TASK TO CARRY OUT: Report each line of the entries below that has the word "true" in it.

-- EXTRACTED ENTRIES follows --

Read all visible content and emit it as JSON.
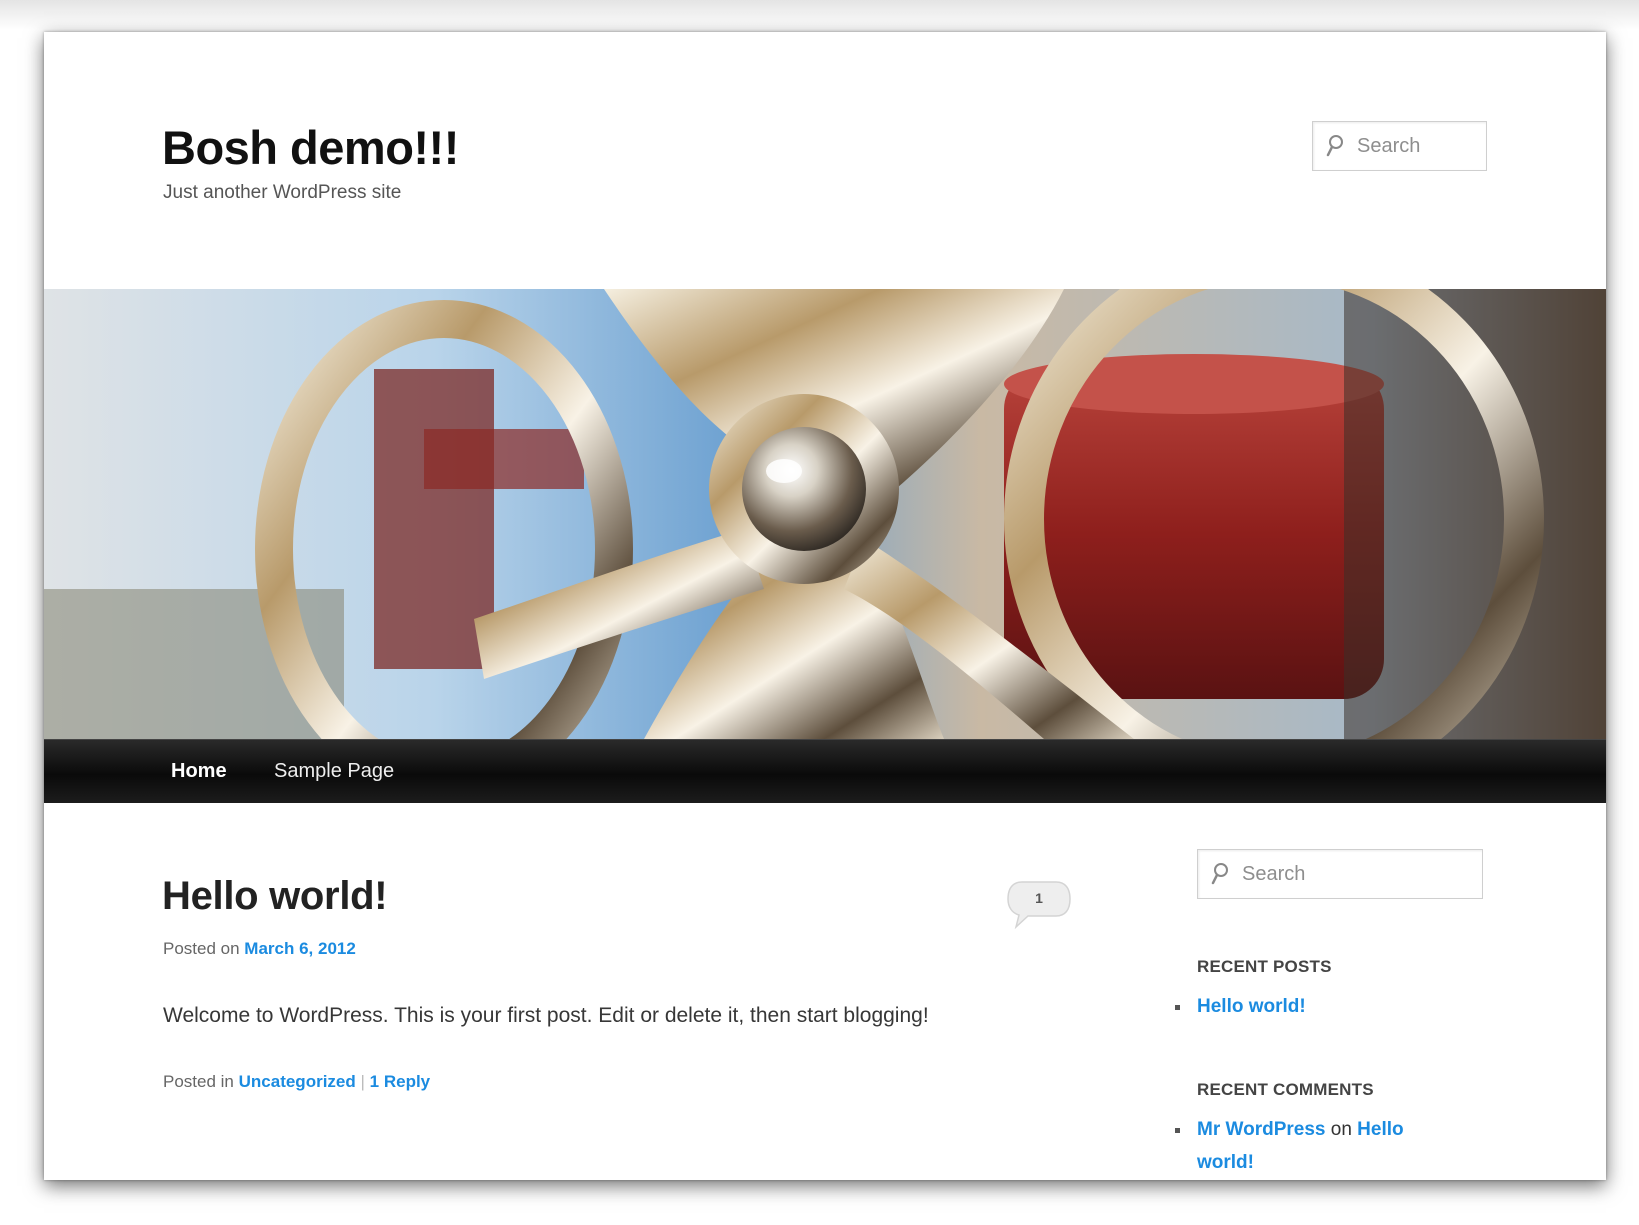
{
  "site": {
    "title": "Bosh demo!!!",
    "description": "Just another WordPress site"
  },
  "search": {
    "placeholder": "Search"
  },
  "nav": {
    "items": [
      {
        "label": "Home",
        "active": true
      },
      {
        "label": "Sample Page",
        "active": false
      }
    ]
  },
  "post": {
    "title": "Hello world!",
    "comment_count": "1",
    "posted_on_label": "Posted on",
    "date": "March 6, 2012",
    "body": "Welcome to WordPress. This is your first post. Edit or delete it, then start blogging!",
    "posted_in_label": "Posted in",
    "category": "Uncategorized",
    "separator": "|",
    "reply_link": "1 Reply"
  },
  "sidebar": {
    "search_placeholder": "Search",
    "recent_posts": {
      "title": "RECENT POSTS",
      "items": [
        "Hello world!"
      ]
    },
    "recent_comments": {
      "title": "RECENT COMMENTS",
      "author": "Mr WordPress",
      "on_word": "on",
      "post": "Hello world!"
    }
  },
  "colors": {
    "link": "#1b8be0",
    "nav_bg": "#111111",
    "title": "#111111"
  }
}
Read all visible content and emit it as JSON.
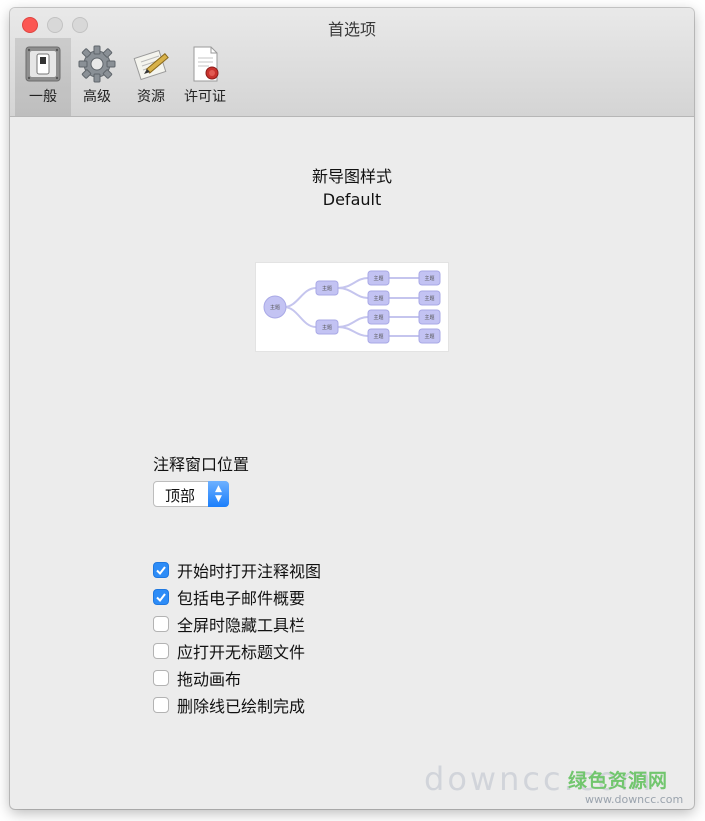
{
  "window": {
    "title": "首选项"
  },
  "toolbar": {
    "items": [
      {
        "label": "一般",
        "icon": "switch-icon",
        "selected": true
      },
      {
        "label": "高级",
        "icon": "gear-icon",
        "selected": false
      },
      {
        "label": "资源",
        "icon": "pencil-paper-icon",
        "selected": false
      },
      {
        "label": "许可证",
        "icon": "certificate-icon",
        "selected": false
      }
    ]
  },
  "map_style": {
    "heading": "新导图样式",
    "value": "Default",
    "preview_nodes": {
      "central": "主题",
      "topic": "主题",
      "subtopic": "主题"
    }
  },
  "note_window": {
    "heading": "注释窗口位置",
    "selected": "顶部"
  },
  "checkboxes": [
    {
      "label": "开始时打开注释视图",
      "checked": true
    },
    {
      "label": "包括电子邮件概要",
      "checked": true
    },
    {
      "label": "全屏时隐藏工具栏",
      "checked": false
    },
    {
      "label": "应打开无标题文件",
      "checked": false
    },
    {
      "label": "拖动画布",
      "checked": false
    },
    {
      "label": "删除线已绘制完成",
      "checked": false
    }
  ],
  "watermark": {
    "site_name": "绿色资源网",
    "url": "www.downcc.com",
    "big_text": "downcc.com"
  },
  "colors": {
    "accent": "#2d8cf7",
    "close": "#fc5753",
    "node_fill": "#c3c3f3"
  }
}
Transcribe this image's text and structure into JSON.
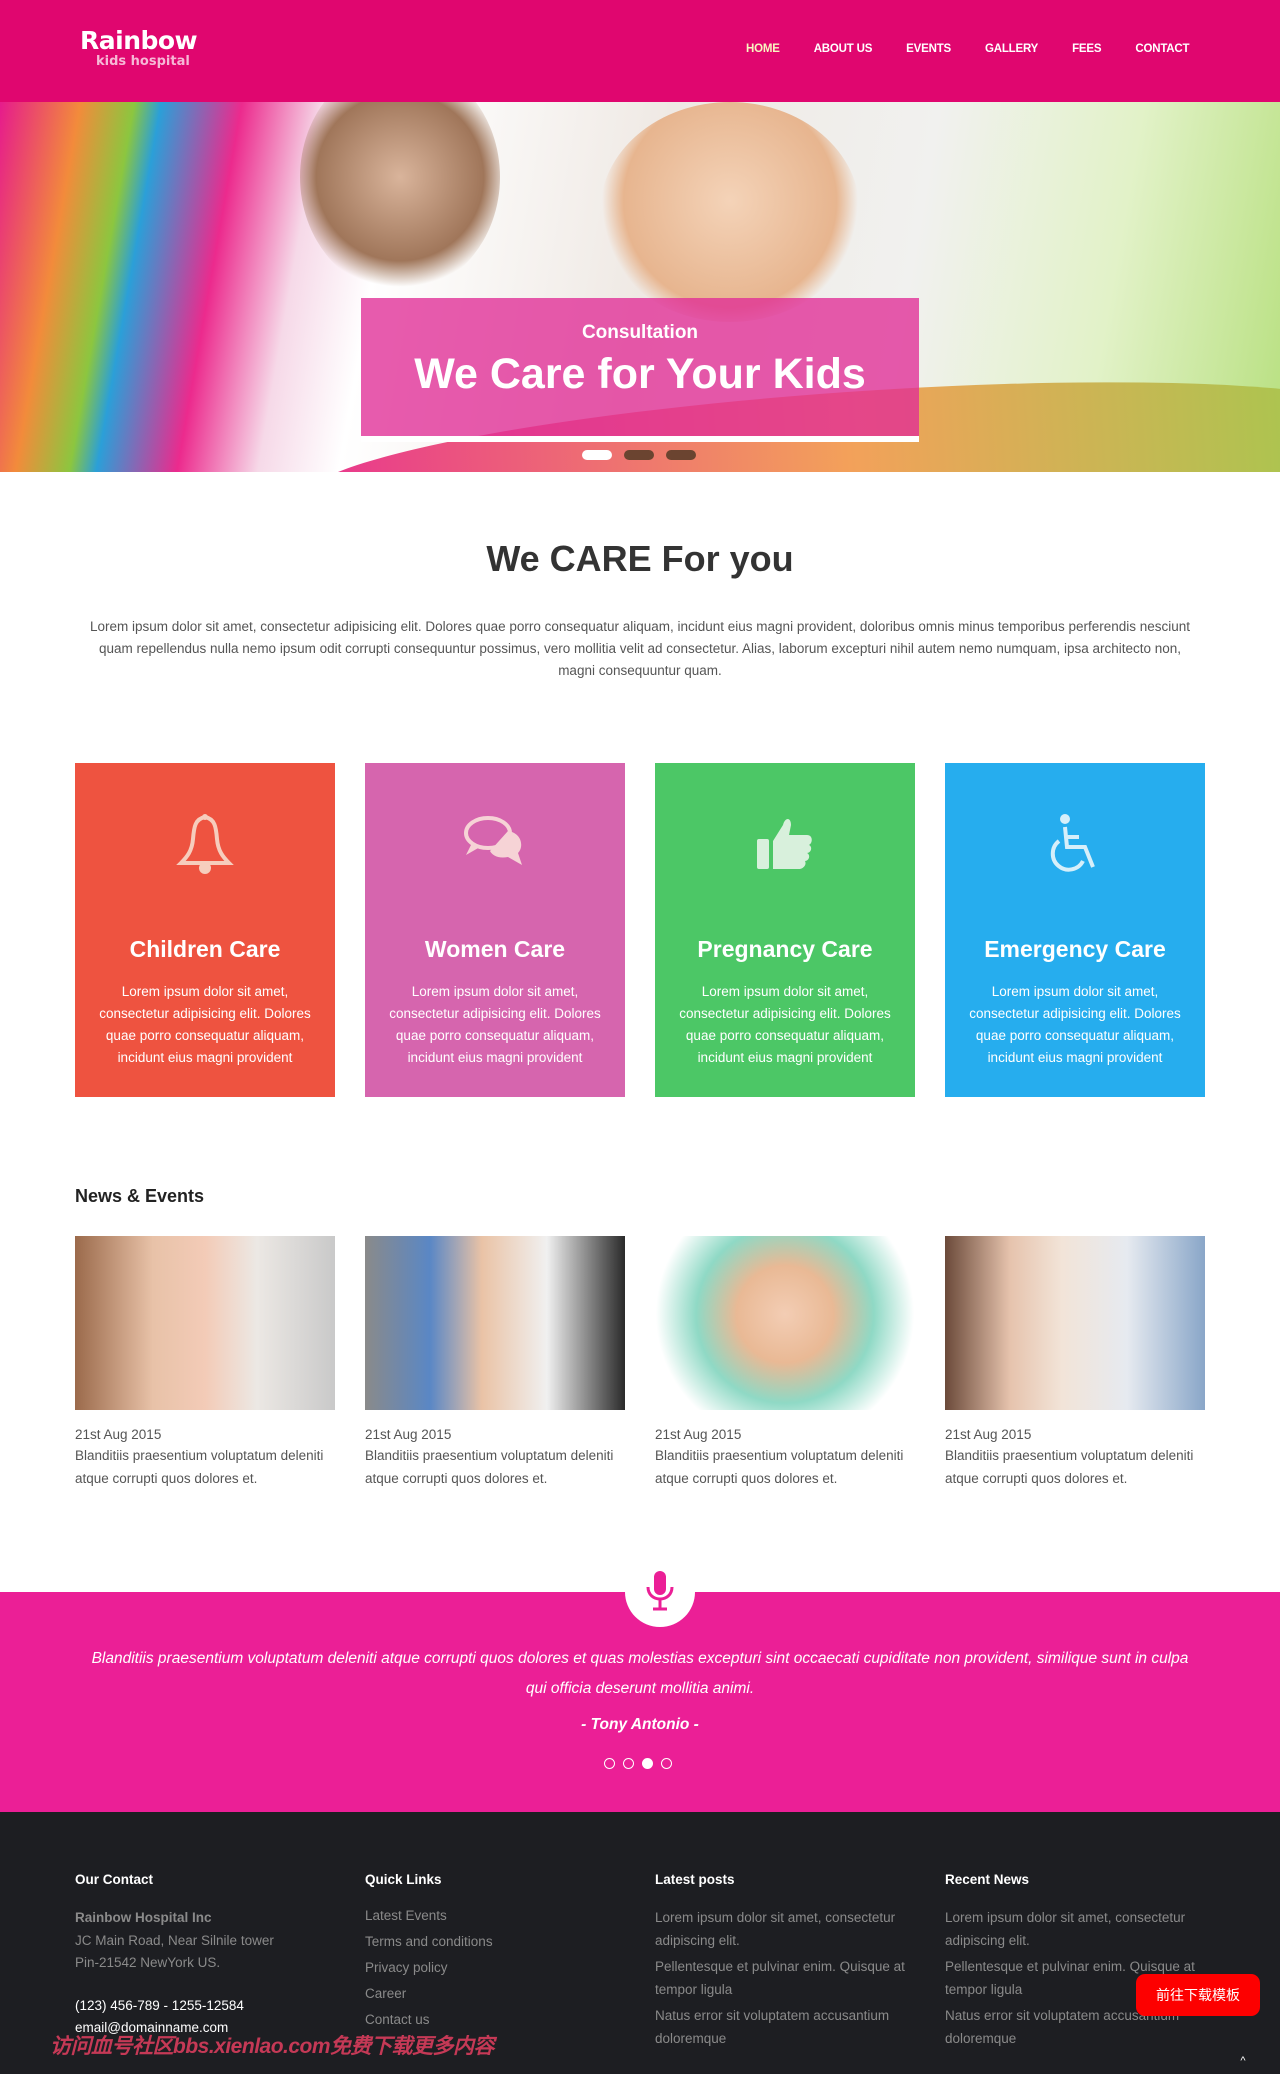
{
  "header": {
    "logo_main": "Rainbow",
    "logo_sub": "kids hospital",
    "nav": [
      "HOME",
      "ABOUT US",
      "EVENTS",
      "GALLERY",
      "FEES",
      "CONTACT"
    ],
    "active": "HOME"
  },
  "hero": {
    "subtitle": "Consultation",
    "title": "We Care for Your Kids",
    "slide_count": 3,
    "active_slide": 1
  },
  "intro": {
    "title": "We CARE For you",
    "text": "Lorem ipsum dolor sit amet, consectetur adipisicing elit. Dolores quae porro consequatur aliquam, incidunt eius magni provident, doloribus omnis minus temporibus perferendis nesciunt quam repellendus nulla nemo ipsum odit corrupti consequuntur possimus, vero mollitia velit ad consectetur. Alias, laborum excepturi nihil autem nemo numquam, ipsa architecto non, magni consequuntur quam."
  },
  "services": [
    {
      "title": "Children Care",
      "icon": "bell-icon",
      "color": "#ee5340",
      "text": "Lorem ipsum dolor sit amet, consectetur adipisicing elit. Dolores quae porro consequatur aliquam, incidunt eius magni provident"
    },
    {
      "title": "Women Care",
      "icon": "chat-bubbles-icon",
      "color": "#d665ae",
      "text": "Lorem ipsum dolor sit amet, consectetur adipisicing elit. Dolores quae porro consequatur aliquam, incidunt eius magni provident"
    },
    {
      "title": "Pregnancy Care",
      "icon": "thumbs-up-icon",
      "color": "#4cc766",
      "text": "Lorem ipsum dolor sit amet, consectetur adipisicing elit. Dolores quae porro consequatur aliquam, incidunt eius magni provident"
    },
    {
      "title": "Emergency Care",
      "icon": "wheelchair-icon",
      "color": "#26adee",
      "text": "Lorem ipsum dolor sit amet, consectetur adipisicing elit. Dolores quae porro consequatur aliquam, incidunt eius magni provident"
    }
  ],
  "news": {
    "title": "News & Events",
    "items": [
      {
        "date": "21st Aug 2015",
        "text": "Blanditiis praesentium voluptatum deleniti atque corrupti quos dolores et."
      },
      {
        "date": "21st Aug 2015",
        "text": "Blanditiis praesentium voluptatum deleniti atque corrupti quos dolores et."
      },
      {
        "date": "21st Aug 2015",
        "text": "Blanditiis praesentium voluptatum deleniti atque corrupti quos dolores et."
      },
      {
        "date": "21st Aug 2015",
        "text": "Blanditiis praesentium voluptatum deleniti atque corrupti quos dolores et."
      }
    ]
  },
  "testimonial": {
    "quote": "Blanditiis praesentium voluptatum deleniti atque corrupti quos dolores et quas molestias excepturi sint occaecati cupiditate non provident, similique sunt in culpa qui officia deserunt mollitia animi.",
    "author": "- Tony Antonio -",
    "slide_count": 4,
    "active_slide": 3
  },
  "footer": {
    "contact": {
      "title": "Our Contact",
      "name": "Rainbow Hospital Inc",
      "address1": "JC Main Road, Near Silnile tower",
      "address2": "Pin-21542 NewYork US.",
      "phone": "(123) 456-789 - 1255-12584",
      "email": "email@domainname.com"
    },
    "quick_links": {
      "title": "Quick Links",
      "items": [
        "Latest Events",
        "Terms and conditions",
        "Privacy policy",
        "Career",
        "Contact us"
      ]
    },
    "latest_posts": {
      "title": "Latest posts",
      "items": [
        "Lorem ipsum dolor sit amet, consectetur adipiscing elit.",
        "Pellentesque et pulvinar enim. Quisque at tempor ligula",
        "Natus error sit voluptatem accusantium doloremque"
      ]
    },
    "recent_news": {
      "title": "Recent News",
      "items": [
        "Lorem ipsum dolor sit amet, consectetur adipiscing elit.",
        "Pellentesque et pulvinar enim. Quisque at tempor ligula",
        "Natus error sit voluptatem accusantium doloremque"
      ]
    }
  },
  "overlay": {
    "watermark": "访问血号社区bbs.xienlao.com免费下载更多内容",
    "download_button": "前往下载模板",
    "back_to_top": "^"
  },
  "colors": {
    "brand": "#e0066f",
    "testimonial_bg": "#eb1f96",
    "footer_bg": "#1d1e22"
  }
}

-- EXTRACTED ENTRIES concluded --

SOLUTION TO THIS TASK:
        "active": true
        "selected": true
      "checked": true
      "checked": true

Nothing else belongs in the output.